But when the encampments were cleared in New York and other cities, the movement lost momentum. Protests lost their intensity and followers peeled away. Daily coverage on cable television and in other news media shifted to the Republican presidential primaries.

"Obviously with the loss of the media glare we definitely lost some of our power, and I think the efforts of the police and government agencies did succeed in sucking out some of the morale," Occupy Wall Street organizer Karanja Gacuca says.

But many other Occupy organizers and observers agree on a more basic cause: With no land to occupy, the movement suddenly was adrift.

"When you lose the space, you can no longer think of yourself as an occupier," Amin Hussein, another leading Occupy Wall Street organizer, says. "All we did was think about how to regain our space, and we lost the 99 percent."

The movement was hobbled by its decision to eschew the use of office space or a home where activists could meet and plan. Hussein says, "You didn't have to have a unifying thing because the space brought people together."

Pain, Agony And Progress

Over the winter, Occupy organizers held meetings to discuss next steps. They abolished the general assembly and pulled back from demonstrations. As they tried to retool, they watched progressive, labor and other groups aligned with OWS borrow its message, including for political demonstrations.

Many occupiers were angry and accused the groups of trying to co-opt their movement for the Democratic Party. Adbusters blamed one of the groups, MoveOn.org, for the "derailment of our movement."

Occupiers expected to enter a new phase of activism following May Day protests, which included the participation of labor, progressive and pro-immigrant groups in 100 cities. But then these groups shifted their attention to this year's elections.

"We went through so much pain and agony for May Day on the hopes that we would have a coalition for the day after, but that didn't happen," Hussein says.

Occupy Wall Street says it has made significant progress in recent planning. It has replaced the general assembly with an affinity spokes council, made of working groups on a variety of issues. The council meets on Fridays. "One of the attempts is to create more accountability for how we create a collective movement," Balicki says.

The group has identified four primary issues to target: debt, including student loans as a subtopic; housing; the environment; and removing money from political campaigns (primarily the unlimited spending by superPACs).

Copyright 2021 NPR. To see more, visit https://www.npr.org.

Corey Dade is a national correspondent for the NPR Digital News team.

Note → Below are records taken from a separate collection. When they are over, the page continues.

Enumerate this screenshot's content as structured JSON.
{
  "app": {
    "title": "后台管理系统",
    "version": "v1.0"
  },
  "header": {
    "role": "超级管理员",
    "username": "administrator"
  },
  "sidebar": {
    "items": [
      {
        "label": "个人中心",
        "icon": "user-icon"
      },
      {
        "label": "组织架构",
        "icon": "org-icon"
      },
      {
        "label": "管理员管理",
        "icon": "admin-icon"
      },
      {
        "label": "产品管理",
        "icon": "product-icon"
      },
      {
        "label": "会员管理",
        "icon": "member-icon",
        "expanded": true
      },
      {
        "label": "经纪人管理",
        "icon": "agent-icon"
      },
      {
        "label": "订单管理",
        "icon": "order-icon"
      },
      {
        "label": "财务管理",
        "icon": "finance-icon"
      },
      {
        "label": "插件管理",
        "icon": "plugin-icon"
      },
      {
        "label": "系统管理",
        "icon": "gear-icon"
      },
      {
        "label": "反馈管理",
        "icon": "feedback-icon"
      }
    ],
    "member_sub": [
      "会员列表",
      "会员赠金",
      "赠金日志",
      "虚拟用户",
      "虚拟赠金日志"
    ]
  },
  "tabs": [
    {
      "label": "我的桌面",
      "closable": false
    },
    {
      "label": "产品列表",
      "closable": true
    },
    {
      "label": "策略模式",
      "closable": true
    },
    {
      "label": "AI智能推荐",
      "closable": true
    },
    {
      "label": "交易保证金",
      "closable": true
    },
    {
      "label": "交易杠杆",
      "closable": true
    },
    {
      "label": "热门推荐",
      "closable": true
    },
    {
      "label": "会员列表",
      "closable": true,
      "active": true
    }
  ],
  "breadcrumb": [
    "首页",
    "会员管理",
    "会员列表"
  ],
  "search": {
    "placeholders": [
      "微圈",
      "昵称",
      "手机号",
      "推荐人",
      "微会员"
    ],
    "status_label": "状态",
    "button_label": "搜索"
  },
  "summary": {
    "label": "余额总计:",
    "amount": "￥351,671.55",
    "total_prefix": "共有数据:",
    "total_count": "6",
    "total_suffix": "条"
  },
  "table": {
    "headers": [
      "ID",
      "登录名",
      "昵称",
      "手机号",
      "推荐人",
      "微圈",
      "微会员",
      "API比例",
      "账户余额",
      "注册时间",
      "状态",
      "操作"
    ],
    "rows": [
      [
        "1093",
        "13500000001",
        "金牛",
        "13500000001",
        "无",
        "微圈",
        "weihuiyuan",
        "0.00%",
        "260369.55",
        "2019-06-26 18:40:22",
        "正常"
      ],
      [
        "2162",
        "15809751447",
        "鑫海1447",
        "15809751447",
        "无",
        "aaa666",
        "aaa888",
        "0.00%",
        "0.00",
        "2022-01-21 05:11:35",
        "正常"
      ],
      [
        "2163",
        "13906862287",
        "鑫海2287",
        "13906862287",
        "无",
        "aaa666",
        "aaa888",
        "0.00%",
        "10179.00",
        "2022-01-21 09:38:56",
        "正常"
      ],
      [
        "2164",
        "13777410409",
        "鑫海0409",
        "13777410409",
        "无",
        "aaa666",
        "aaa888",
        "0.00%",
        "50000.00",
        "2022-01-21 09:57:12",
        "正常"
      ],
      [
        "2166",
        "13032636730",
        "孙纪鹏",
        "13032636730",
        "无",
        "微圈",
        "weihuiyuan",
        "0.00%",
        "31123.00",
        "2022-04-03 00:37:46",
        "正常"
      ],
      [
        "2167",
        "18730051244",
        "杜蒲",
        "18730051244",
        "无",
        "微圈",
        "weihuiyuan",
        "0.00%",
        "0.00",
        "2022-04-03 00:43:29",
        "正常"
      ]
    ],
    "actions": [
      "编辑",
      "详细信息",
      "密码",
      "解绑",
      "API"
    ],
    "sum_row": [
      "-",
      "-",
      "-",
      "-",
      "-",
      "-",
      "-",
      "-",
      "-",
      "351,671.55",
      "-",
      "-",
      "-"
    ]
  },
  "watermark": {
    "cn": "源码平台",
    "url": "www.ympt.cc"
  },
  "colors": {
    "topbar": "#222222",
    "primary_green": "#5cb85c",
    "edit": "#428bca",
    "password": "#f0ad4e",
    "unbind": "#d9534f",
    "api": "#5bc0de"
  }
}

With more than 15 years of journalism experience, he writes news analysis about federal policy, national politics, social trends, cultural issues and other topics for NPR.org.